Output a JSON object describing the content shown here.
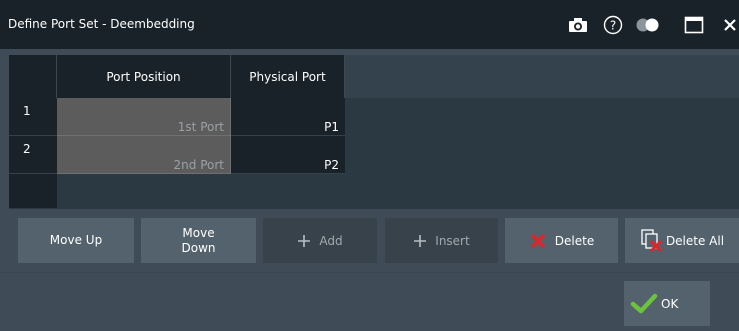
{
  "window": {
    "title": "Define Port Set - Deembedding",
    "icons": [
      "camera-icon",
      "help-icon",
      "toggle-icon",
      "maximize-icon",
      "close-icon"
    ]
  },
  "table": {
    "columns": [
      "Port Position",
      "Physical Port"
    ],
    "rows": [
      {
        "num": "1",
        "position": "1st Port",
        "physical": "P1"
      },
      {
        "num": "2",
        "position": "2nd Port",
        "physical": "P2"
      }
    ]
  },
  "buttons": {
    "move_up": "Move Up",
    "move_down": [
      "Move",
      "Down"
    ],
    "add": "Add",
    "insert": "Insert",
    "delete": "Delete",
    "delete_all": "Delete All",
    "ok": "OK"
  },
  "colors": {
    "titlebar": "#1a2229",
    "background": "#3f4c57",
    "button_enabled": "#53626d",
    "button_disabled": "#37424b",
    "delete_red": "#e0242a",
    "ok_green": "#6cc33c"
  }
}
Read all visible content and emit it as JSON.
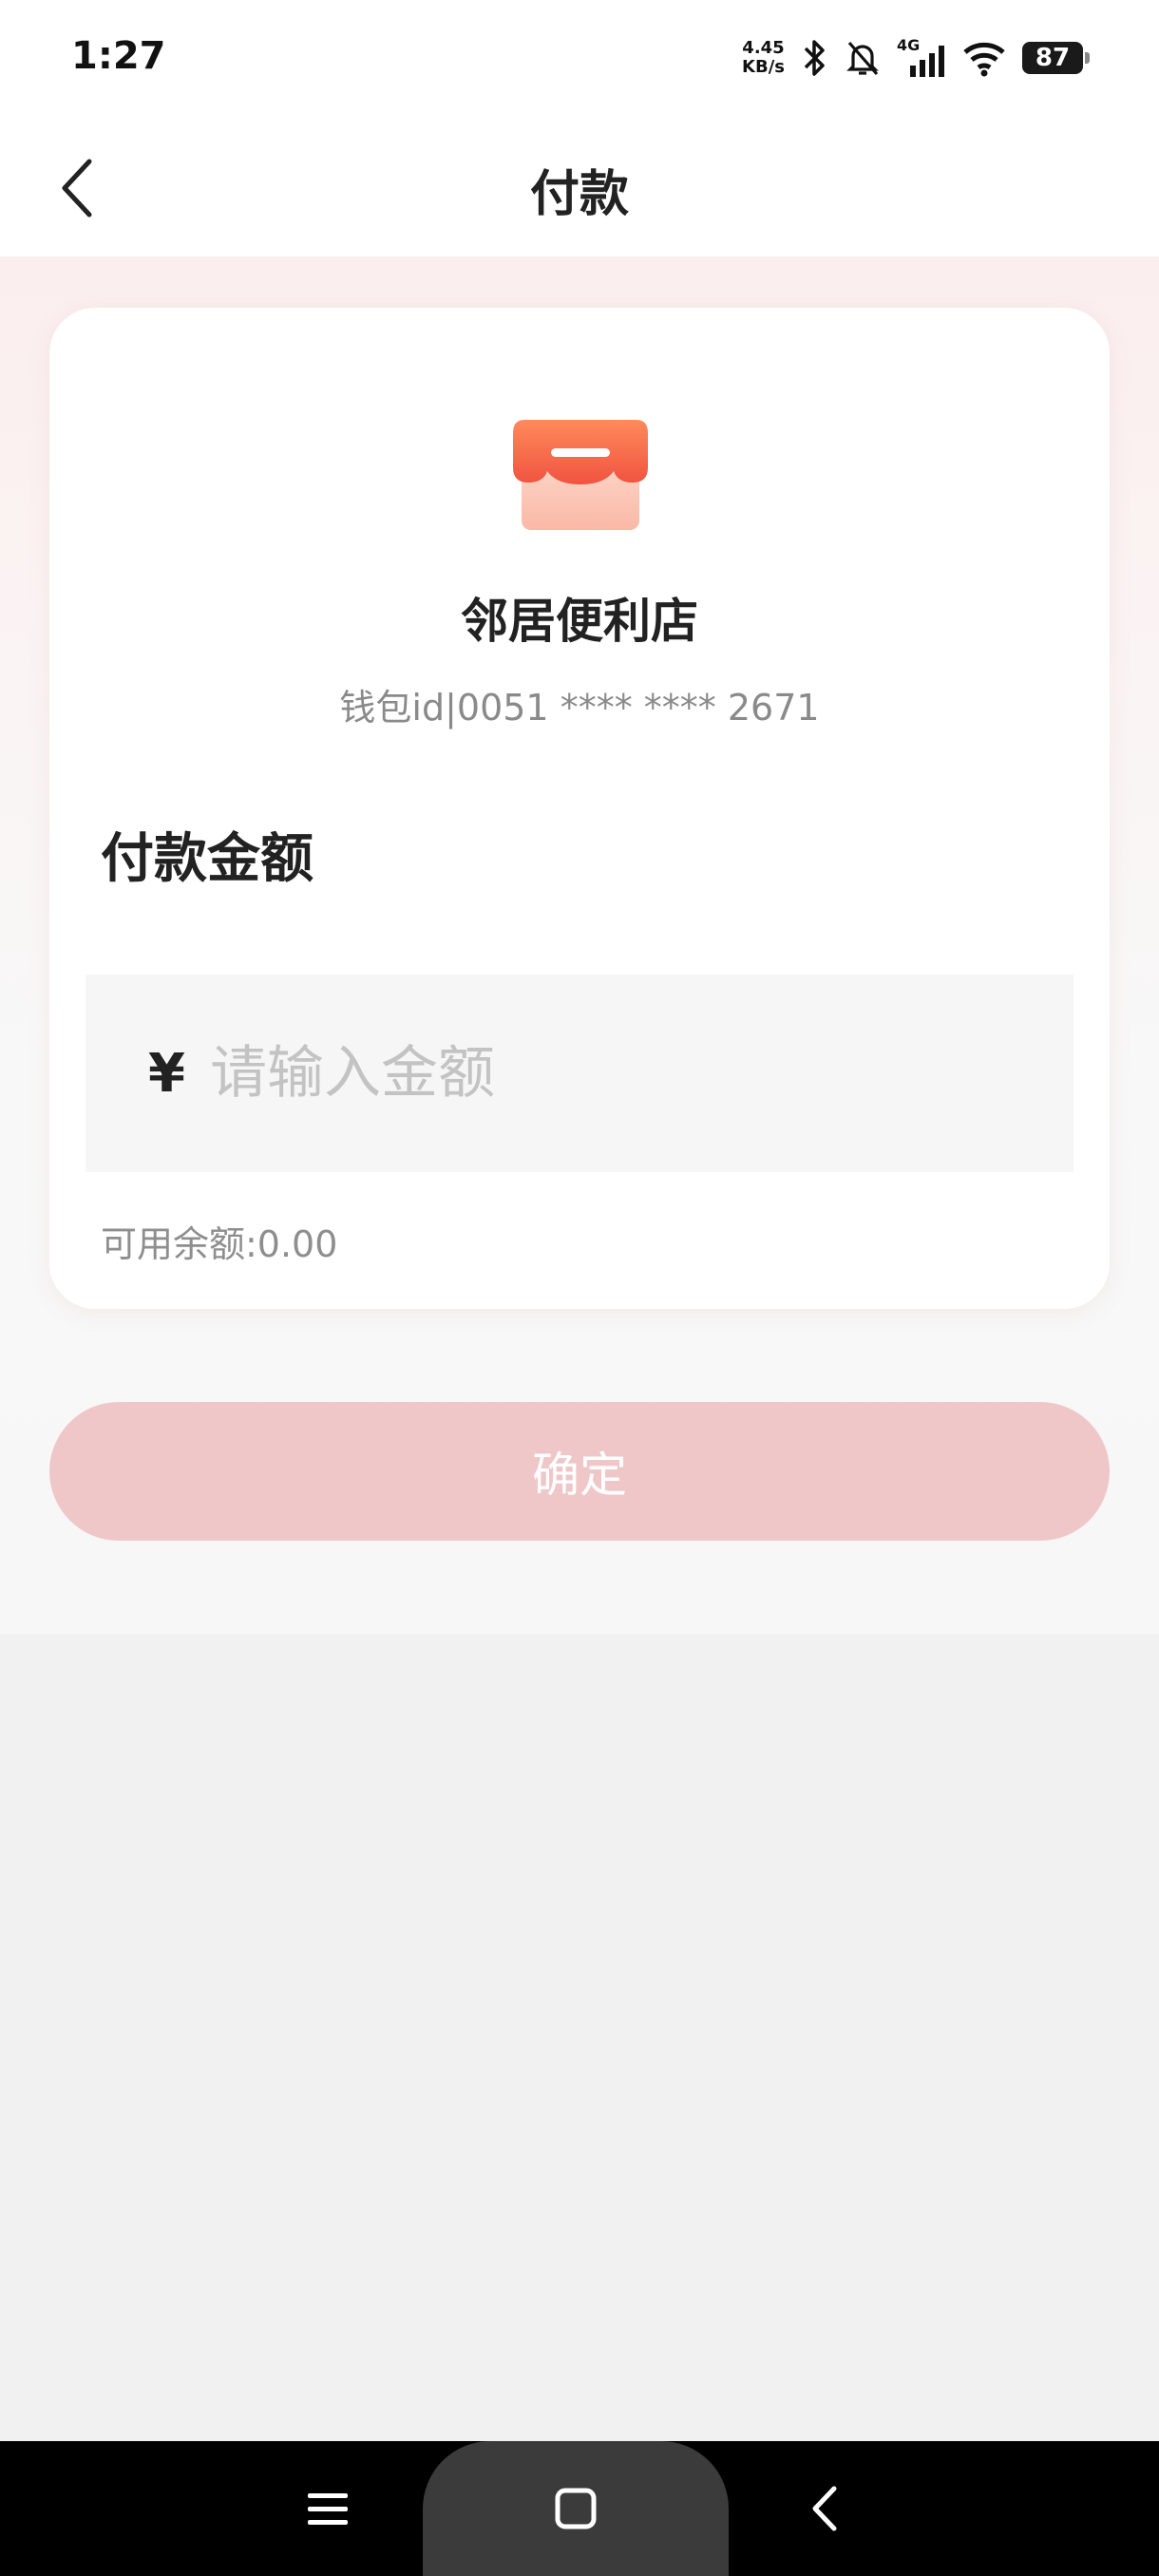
{
  "status_bar": {
    "time": "1:27",
    "net_speed_value": "4.45",
    "net_speed_unit": "KB/s",
    "network_type": "4G",
    "battery": "87",
    "icons": [
      "bluetooth-icon",
      "bell-muted-icon",
      "signal-icon",
      "wifi-icon",
      "battery-icon"
    ]
  },
  "header": {
    "title": "付款",
    "back_icon": "chevron-left-icon"
  },
  "merchant": {
    "name": "邻居便利店",
    "wallet_id": "钱包id|0051 **** **** 2671",
    "logo_icon": "store-icon",
    "logo_color": "#f26b4f"
  },
  "payment": {
    "amount_label": "付款金额",
    "currency_symbol": "¥",
    "amount_placeholder": "请输入金额",
    "amount_value": "",
    "balance_text": "可用余额:0.00"
  },
  "actions": {
    "confirm_label": "确定",
    "confirm_color": "#f0c7c8"
  },
  "nav_bar": {
    "icons": [
      "menu-icon",
      "home-icon",
      "back-icon"
    ]
  }
}
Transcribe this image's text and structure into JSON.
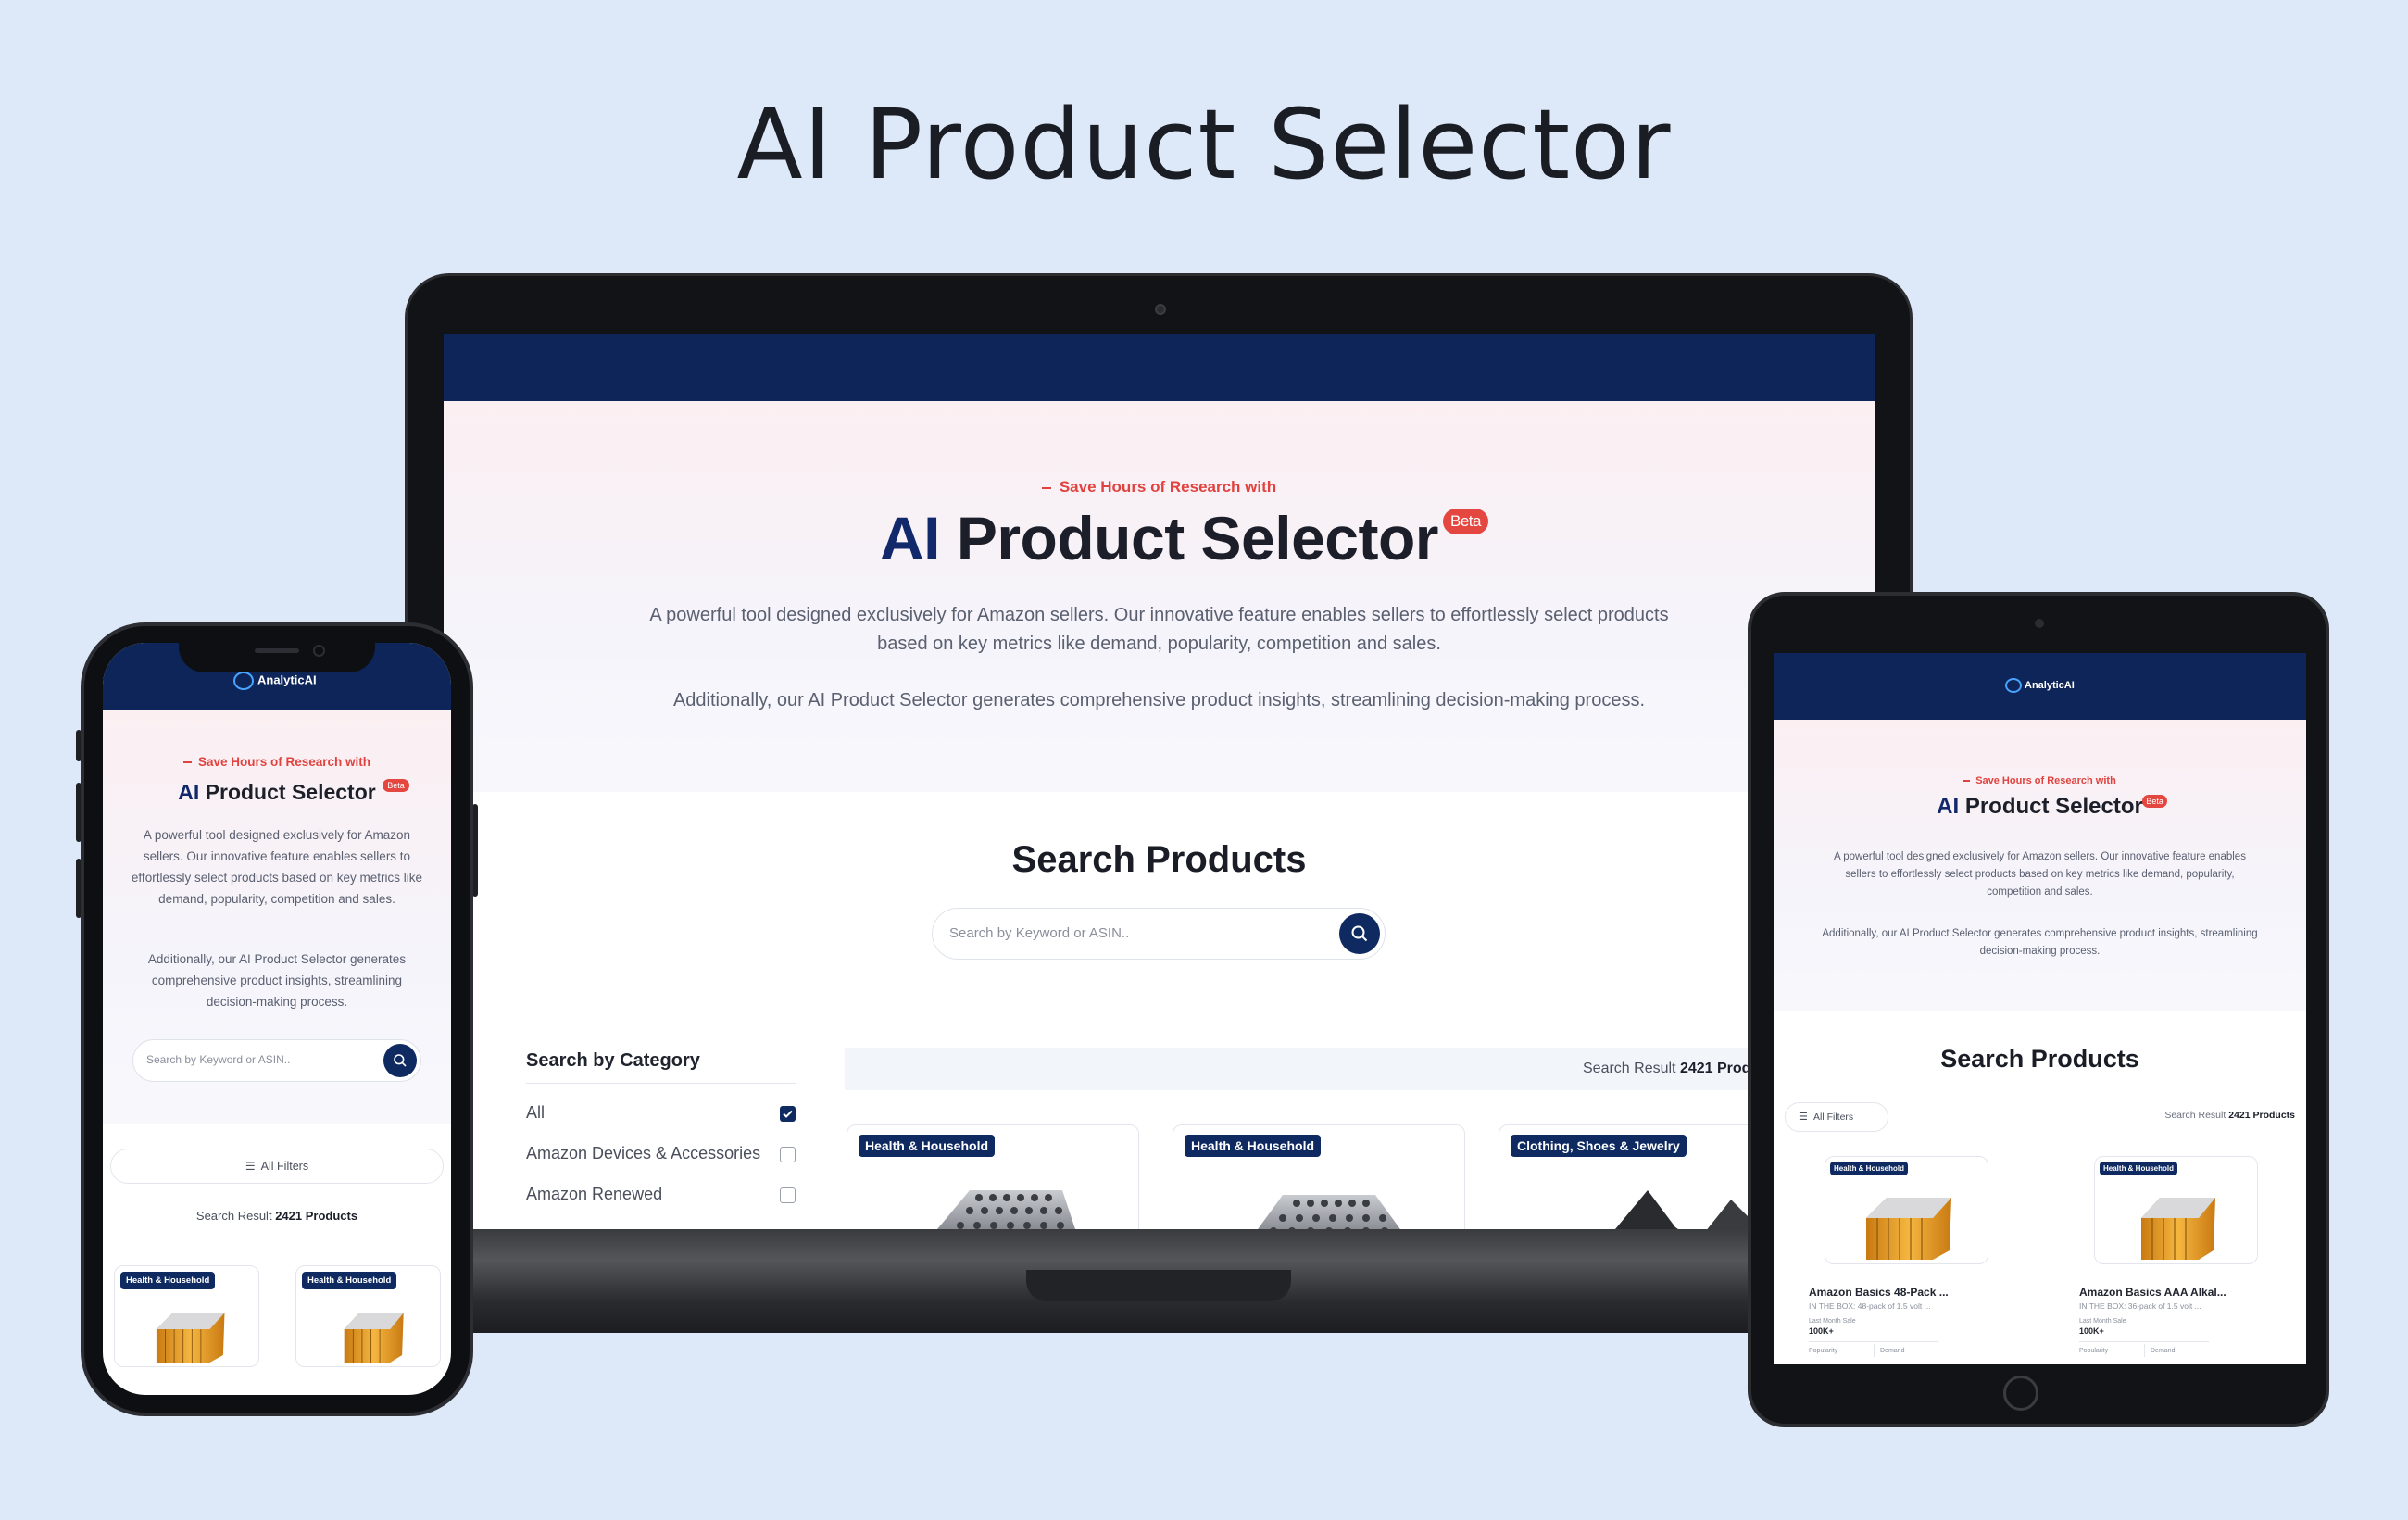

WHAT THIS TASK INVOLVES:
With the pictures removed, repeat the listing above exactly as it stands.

ANSWER TO THIS TASK:
Output a JSON object describing the content shown here.
{
  "window": {
    "title": "Define Port Set - Deembedding",
    "icons": [
      "camera-icon",
      "help-icon",
      "toggle-icon",
      "maximize-icon",
      "close-icon"
    ]
  },
  "table": {
    "columns": [
      "Port Position",
      "Physical Port"
    ],
    "rows": [
      {
        "num": "1",
        "position": "1st Port",
        "physical": "P1"
      },
      {
        "num": "2",
        "position": "2nd Port",
        "physical": "P2"
      }
    ]
  },
  "buttons": {
    "move_up": "Move Up",
    "move_down": [
      "Move",
      "Down"
    ],
    "add": "Add",
    "insert": "Insert",
    "delete": "Delete",
    "delete_all": "Delete All",
    "ok": "OK"
  },
  "colors": {
    "titlebar": "#1a2229",
    "background": "#3f4c57",
    "button_enabled": "#53626d",
    "button_disabled": "#37424b",
    "delete_red": "#e0242a",
    "ok_green": "#6cc33c"
  }
}
Read all visible content and emit it as JSON.
{
  "status_bar": {
    "time": "1:27",
    "net_speed_value": "4.45",
    "net_speed_unit": "KB/s",
    "network_type": "4G",
    "battery": "87",
    "icons": [
      "bluetooth-icon",
      "bell-muted-icon",
      "signal-icon",
      "wifi-icon",
      "battery-icon"
    ]
  },
  "header": {
    "title": "付款",
    "back_icon": "chevron-left-icon"
  },
  "merchant": {
    "name": "邻居便利店",
    "wallet_id": "钱包id|0051 **** **** 2671",
    "logo_icon": "store-icon",
    "logo_color": "#f26b4f"
  },
  "payment": {
    "amount_label": "付款金额",
    "currency_symbol": "¥",
    "amount_placeholder": "请输入金额",
    "amount_value": "",
    "balance_text": "可用余额:0.00"
  },
  "actions": {
    "confirm_label": "确定",
    "confirm_color": "#f0c7c8"
  },
  "nav_bar": {
    "icons": [
      "menu-icon",
      "home-icon",
      "back-icon"
    ]
  }
}
Transcribe this image's text and structure into JSON.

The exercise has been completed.